Activity
I need the number of lines in the data that include "Ctrl"; reply with that number alone.

--- Input for this task Enclosed Below ---

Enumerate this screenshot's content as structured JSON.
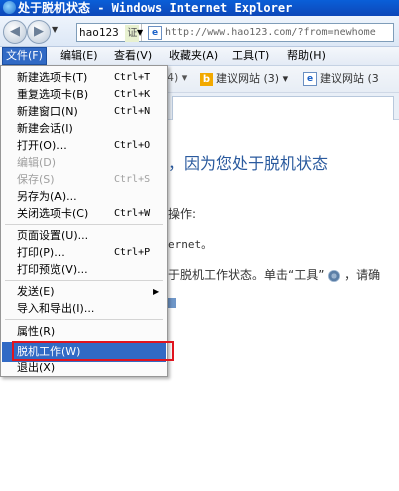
{
  "window": {
    "title": "处于脱机状态 - Windows Internet Explorer"
  },
  "navbar": {
    "back_icon": "back-arrow-icon",
    "forward_icon": "forward-arrow-icon",
    "address_site": "hao123",
    "address_cert": "证",
    "address_url": "http://www.hao123.com/?from=newhome"
  },
  "menubar": {
    "file": "文件(F)",
    "edit": "编辑(E)",
    "view": "查看(V)",
    "favorites": "收藏夹(A)",
    "tools": "工具(T)",
    "help": "帮助(H)"
  },
  "favbar": {
    "fragment": "4) ▾",
    "fav1": "建议网站 (3) ▾",
    "fav2": "建议网站 (3"
  },
  "file_menu": {
    "items": [
      {
        "label": "新建选项卡(T)",
        "shortcut": "Ctrl+T",
        "enabled": true
      },
      {
        "label": "重复选项卡(B)",
        "shortcut": "Ctrl+K",
        "enabled": true
      },
      {
        "label": "新建窗口(N)",
        "shortcut": "Ctrl+N",
        "enabled": true
      },
      {
        "label": "新建会话(I)",
        "shortcut": "",
        "enabled": true
      },
      {
        "label": "打开(O)...",
        "shortcut": "Ctrl+O",
        "enabled": true
      },
      {
        "label": "编辑(D)",
        "shortcut": "",
        "enabled": false
      },
      {
        "label": "保存(S)",
        "shortcut": "Ctrl+S",
        "enabled": false
      },
      {
        "label": "另存为(A)...",
        "shortcut": "",
        "enabled": true
      },
      {
        "label": "关闭选项卡(C)",
        "shortcut": "Ctrl+W",
        "enabled": true
      },
      {
        "label": "页面设置(U)...",
        "shortcut": "",
        "enabled": true
      },
      {
        "label": "打印(P)...",
        "shortcut": "Ctrl+P",
        "enabled": true
      },
      {
        "label": "打印预览(V)...",
        "shortcut": "",
        "enabled": true
      },
      {
        "label": "发送(E)",
        "shortcut": "",
        "enabled": true,
        "submenu": true
      },
      {
        "label": "导入和导出(I)...",
        "shortcut": "",
        "enabled": true
      },
      {
        "label": "属性(R)",
        "shortcut": "",
        "enabled": true
      },
      {
        "label": "脱机工作(W)",
        "shortcut": "",
        "enabled": true,
        "highlighted": true
      },
      {
        "label": "退出(X)",
        "shortcut": "",
        "enabled": true
      }
    ]
  },
  "page": {
    "heading_fragment": "，因为您处于脱机状态",
    "op_fragment": "操作:",
    "net_fragment": "ernet。",
    "desc_fragment": "于脱机工作状态。单击“工具”",
    "desc_tail": "，请确"
  },
  "colors": {
    "menu_highlight": "#316ac5",
    "annotation_red": "#e0141e",
    "heading_blue": "#2a5a9e"
  }
}
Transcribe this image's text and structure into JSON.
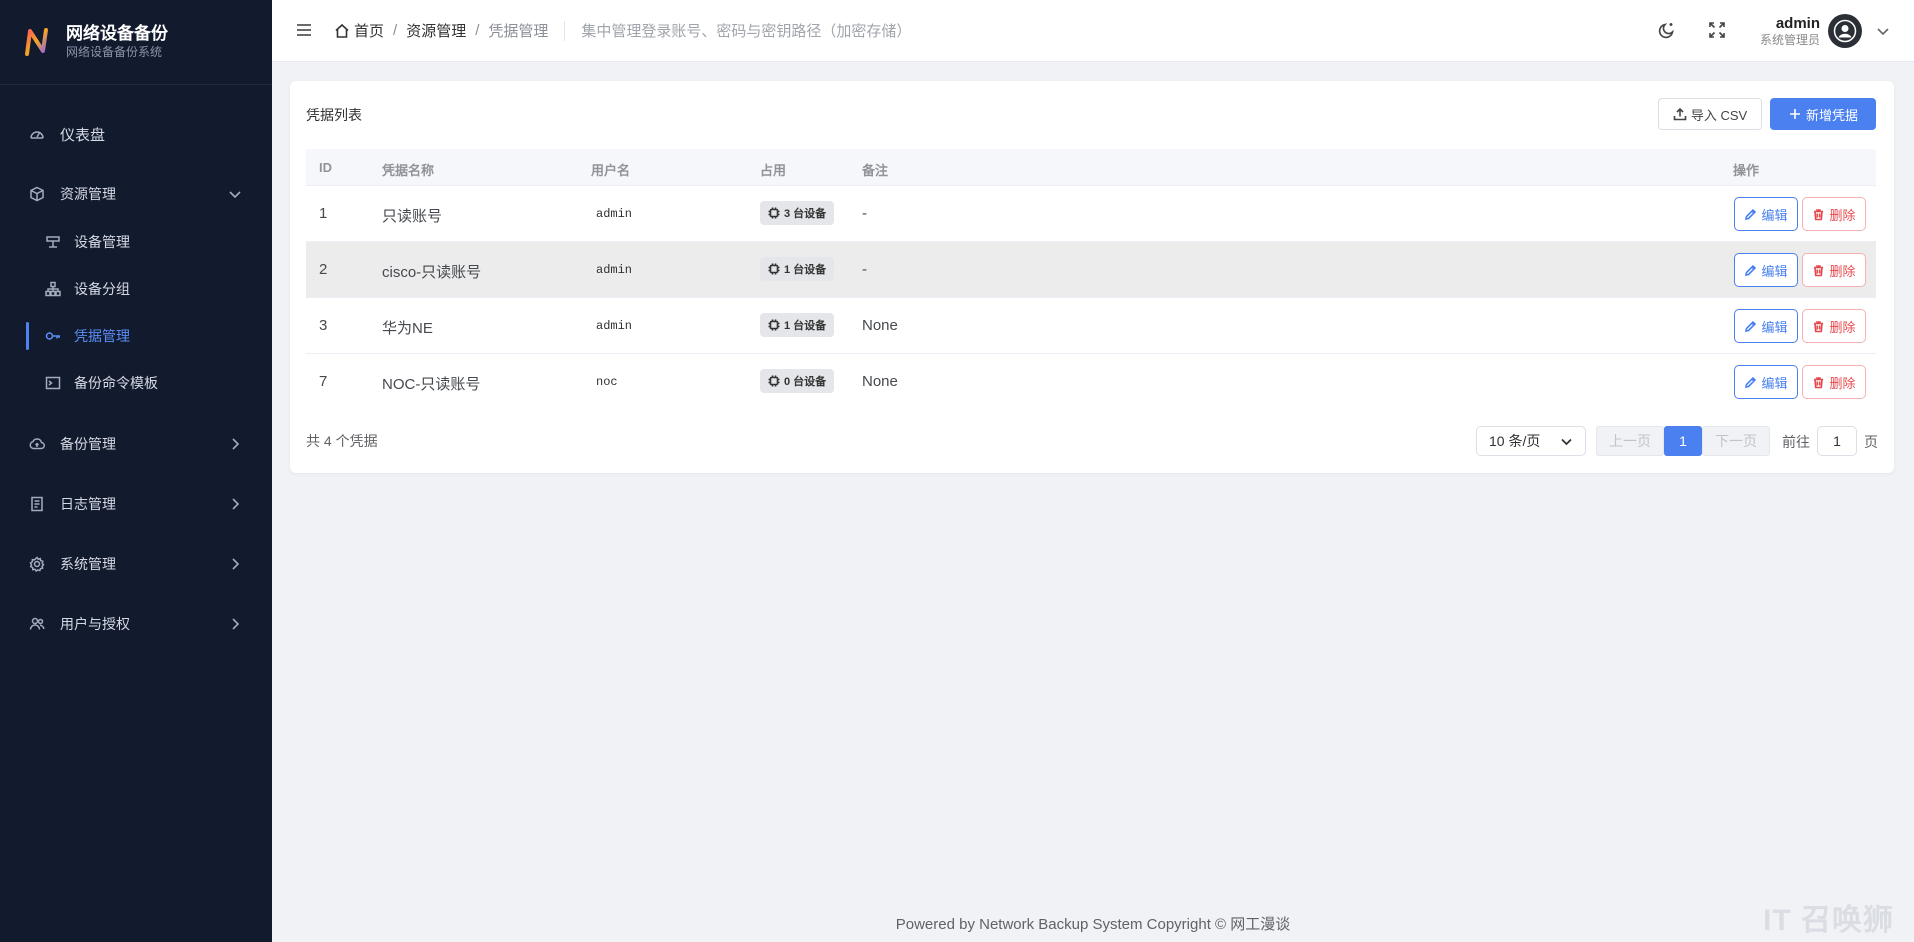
{
  "brand": {
    "title": "网络设备备份",
    "subtitle": "网络设备备份系统"
  },
  "sidebar": {
    "dashboard": "仪表盘",
    "resource": "资源管理",
    "resource_children": [
      "设备管理",
      "设备分组",
      "凭据管理",
      "备份命令模板"
    ],
    "backup": "备份管理",
    "logs": "日志管理",
    "system": "系统管理",
    "users": "用户与授权"
  },
  "header": {
    "breadcrumb": [
      "首页",
      "资源管理",
      "凭据管理"
    ],
    "description": "集中管理登录账号、密码与密钥路径（加密存储）",
    "user_name": "admin",
    "user_role": "系统管理员"
  },
  "card": {
    "title": "凭据列表",
    "import_label": "导入 CSV",
    "add_label": "新增凭据"
  },
  "table": {
    "columns": [
      "ID",
      "凭据名称",
      "用户名",
      "占用",
      "备注",
      "操作"
    ],
    "rows": [
      {
        "id": "1",
        "name": "只读账号",
        "username": "admin",
        "usage": "3 台设备",
        "remark": "-"
      },
      {
        "id": "2",
        "name": "cisco-只读账号",
        "username": "admin",
        "usage": "1 台设备",
        "remark": "-"
      },
      {
        "id": "3",
        "name": "华为NE",
        "username": "admin",
        "usage": "1 台设备",
        "remark": "None"
      },
      {
        "id": "7",
        "name": "NOC-只读账号",
        "username": "noc",
        "usage": "0 台设备",
        "remark": "None"
      }
    ],
    "edit_label": "编辑",
    "delete_label": "删除"
  },
  "pagination": {
    "total": "共 4 个凭据",
    "page_size": "10 条/页",
    "prev": "上一页",
    "current": "1",
    "next": "下一页",
    "goto_prefix": "前往",
    "goto_value": "1",
    "goto_suffix": "页"
  },
  "footer": "Powered by Network Backup System Copyright © 网工漫谈",
  "watermark": "IT 召唤狮",
  "colors": {
    "primary": "#4a80f0",
    "danger": "#e5484d",
    "sidebar": "#121a2e"
  }
}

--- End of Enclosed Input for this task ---

Exercise solution
7